**Task directions**
Lines in the listing below that include the word "like" need to be copied.

**Information given**
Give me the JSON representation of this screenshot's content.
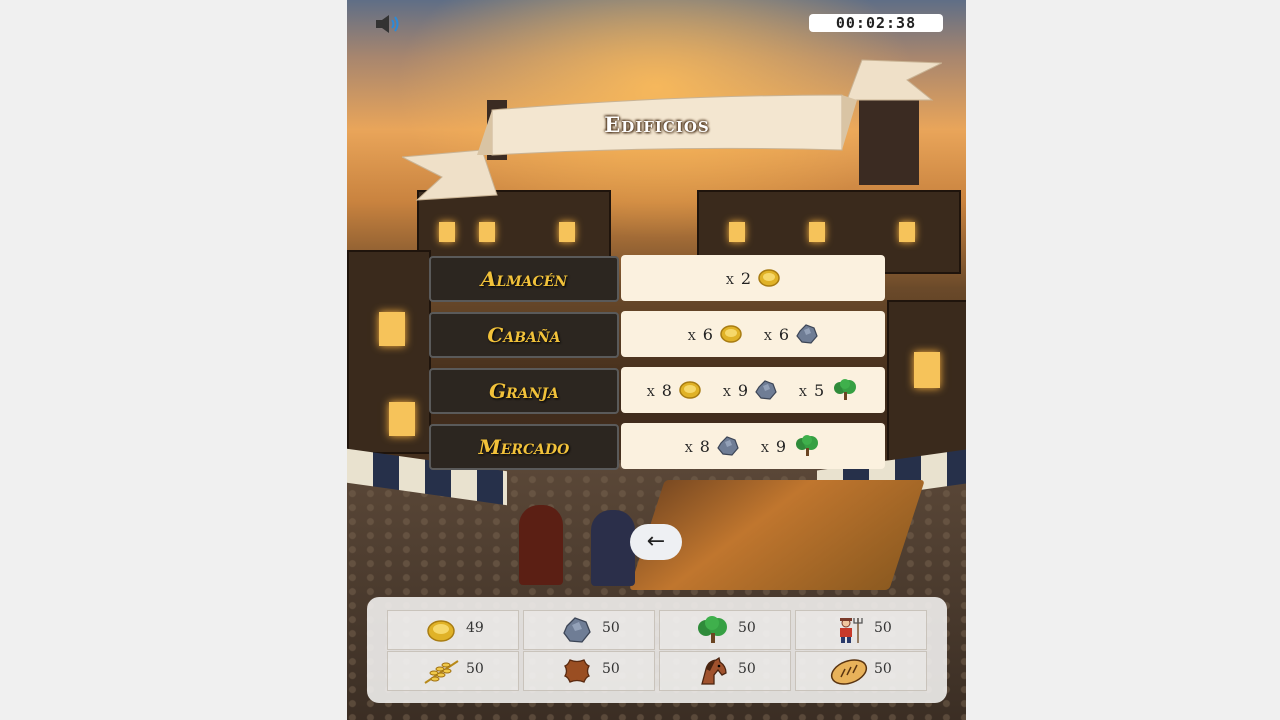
{
  "timer": "00:02:38",
  "banner_title": "Edificios",
  "buildings": [
    {
      "name": "Almacén",
      "costs": [
        {
          "qty": "x 2",
          "resource": "gold"
        }
      ]
    },
    {
      "name": "Cabaña",
      "costs": [
        {
          "qty": "x 6",
          "resource": "gold"
        },
        {
          "qty": "x 6",
          "resource": "stone"
        }
      ]
    },
    {
      "name": "Granja",
      "costs": [
        {
          "qty": "x 8",
          "resource": "gold"
        },
        {
          "qty": "x 9",
          "resource": "stone"
        },
        {
          "qty": "x 5",
          "resource": "wood"
        }
      ]
    },
    {
      "name": "Mercado",
      "costs": [
        {
          "qty": "x 8",
          "resource": "stone"
        },
        {
          "qty": "x 9",
          "resource": "wood"
        }
      ]
    }
  ],
  "back_label": "←",
  "resources": [
    {
      "resource": "gold",
      "value": "49"
    },
    {
      "resource": "stone",
      "value": "50"
    },
    {
      "resource": "wood",
      "value": "50"
    },
    {
      "resource": "worker",
      "value": "50"
    },
    {
      "resource": "wheat",
      "value": "50"
    },
    {
      "resource": "leather",
      "value": "50"
    },
    {
      "resource": "horse",
      "value": "50"
    },
    {
      "resource": "bread",
      "value": "50"
    }
  ],
  "icons": {
    "sound": "speaker-icon",
    "gold": "gold-coin-icon",
    "stone": "stone-icon",
    "wood": "tree-icon",
    "worker": "farmer-icon",
    "wheat": "wheat-icon",
    "leather": "leather-hide-icon",
    "horse": "horse-icon",
    "bread": "bread-icon"
  },
  "colors": {
    "building_label": "#f2c23a",
    "building_label_bg": "#2c2620",
    "cost_bg": "#fbf1df"
  }
}
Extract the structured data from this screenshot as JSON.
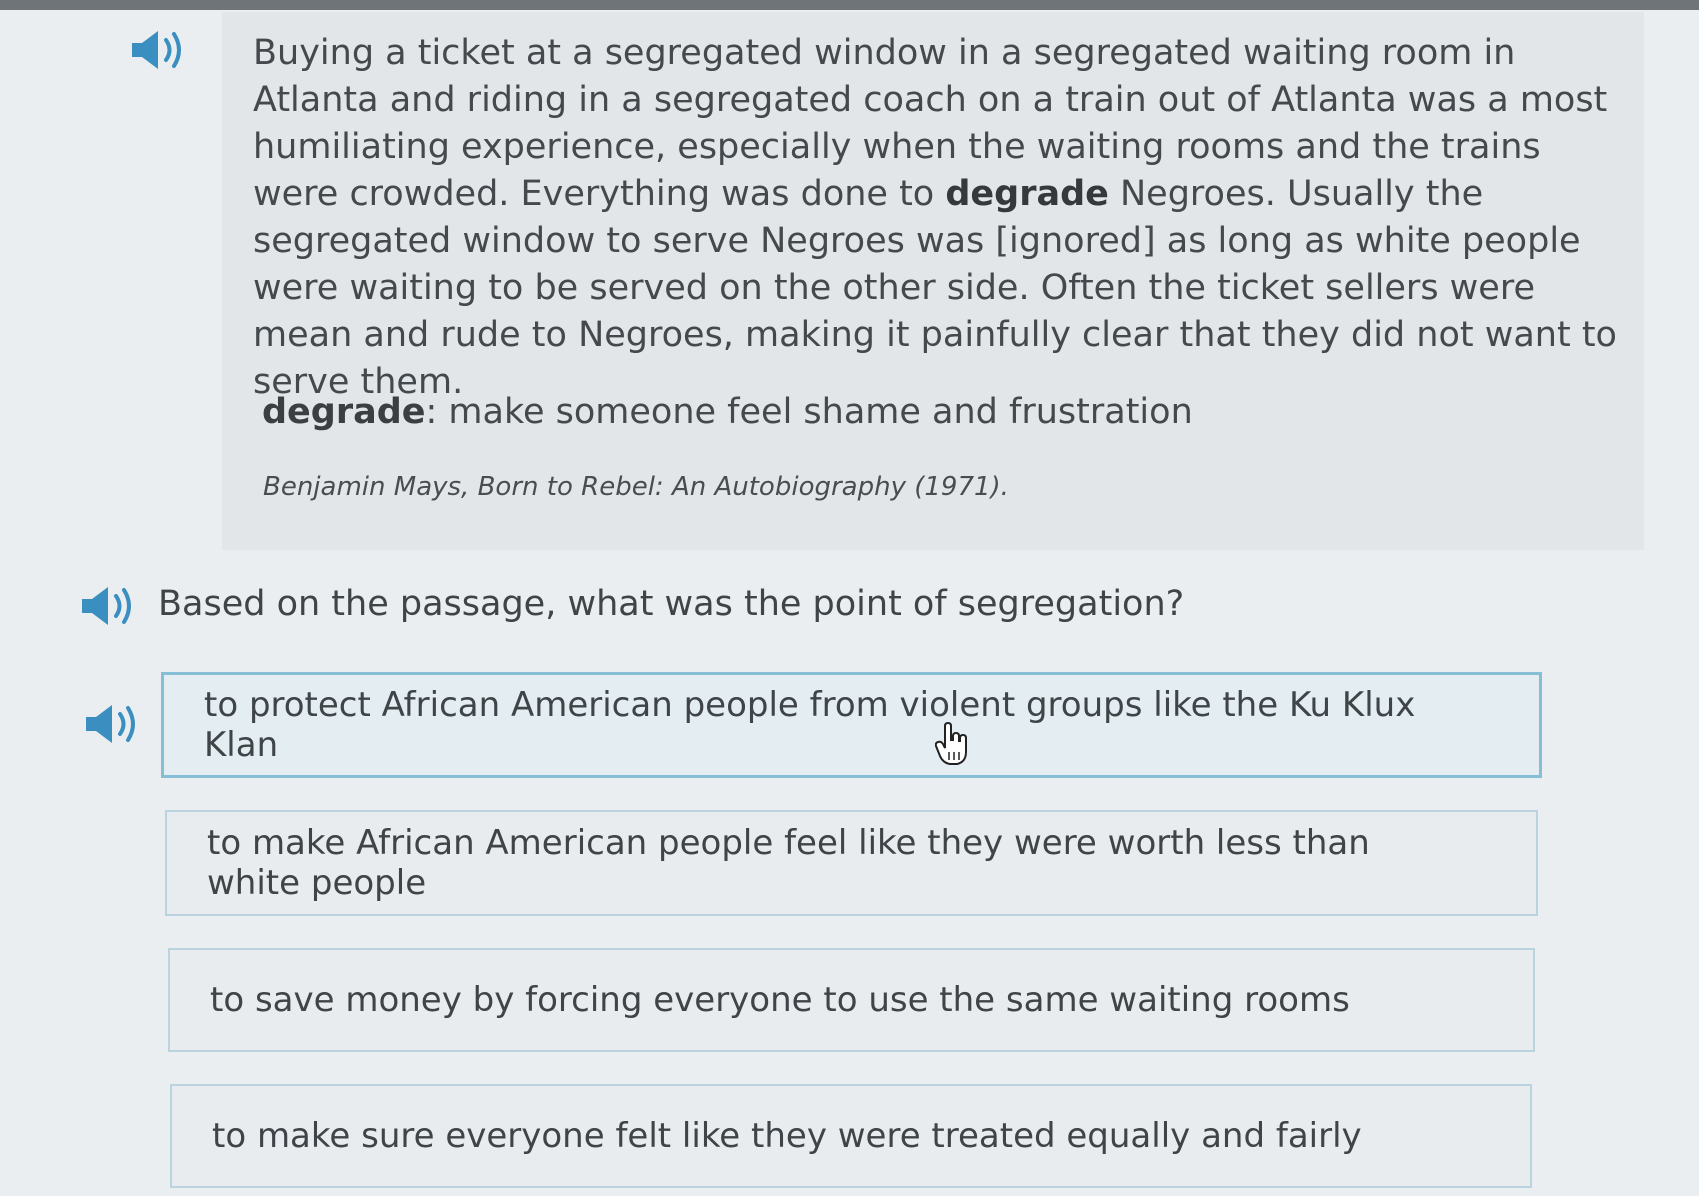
{
  "passage": {
    "segments": [
      {
        "text": "Buying a ticket at a segregated window in a segregated waiting room in Atlanta and riding in a segregated coach on a train out of Atlanta was a most humiliating experience, especially when the waiting rooms and the trains were crowded. Everything was done to ",
        "bold": false
      },
      {
        "text": "degrade",
        "bold": true
      },
      {
        "text": " Negroes. Usually the segregated window to serve Negroes was [ignored] as long as white people were waiting to be served on the other side. Often the ticket sellers were mean and rude to Negroes, making it painfully clear that they did not want to serve them.",
        "bold": false
      }
    ],
    "definition_term": "degrade",
    "definition_text": ": make someone feel shame and frustration",
    "citation": "Benjamin Mays, Born to Rebel: An Autobiography (1971)."
  },
  "question": {
    "text": "Based on the passage, what was the point of segregation?"
  },
  "choices": [
    {
      "label": "to protect African American people from violent groups like the Ku Klux Klan",
      "selected": true
    },
    {
      "label": "to make African American people feel like they were worth less than white people",
      "selected": false
    },
    {
      "label": "to save money by forcing everyone to use the same waiting rooms",
      "selected": false
    },
    {
      "label": "to make sure everyone felt like they were treated equally and fairly",
      "selected": false
    }
  ],
  "icons": {
    "audio": "speaker-icon",
    "cursor": "hand-pointer-icon"
  },
  "colors": {
    "speaker_blue": "#3a8fc0",
    "selected_border": "#86bed6",
    "choice_border": "#b9d3df"
  }
}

**Solution to the exercise**
      "label": "to protect African American people from violent groups like the Ku Klux Klan",
      "label": "to make African American people feel like they were worth less than white people",
      "label": "to make sure everyone felt like they were treated equally and fairly",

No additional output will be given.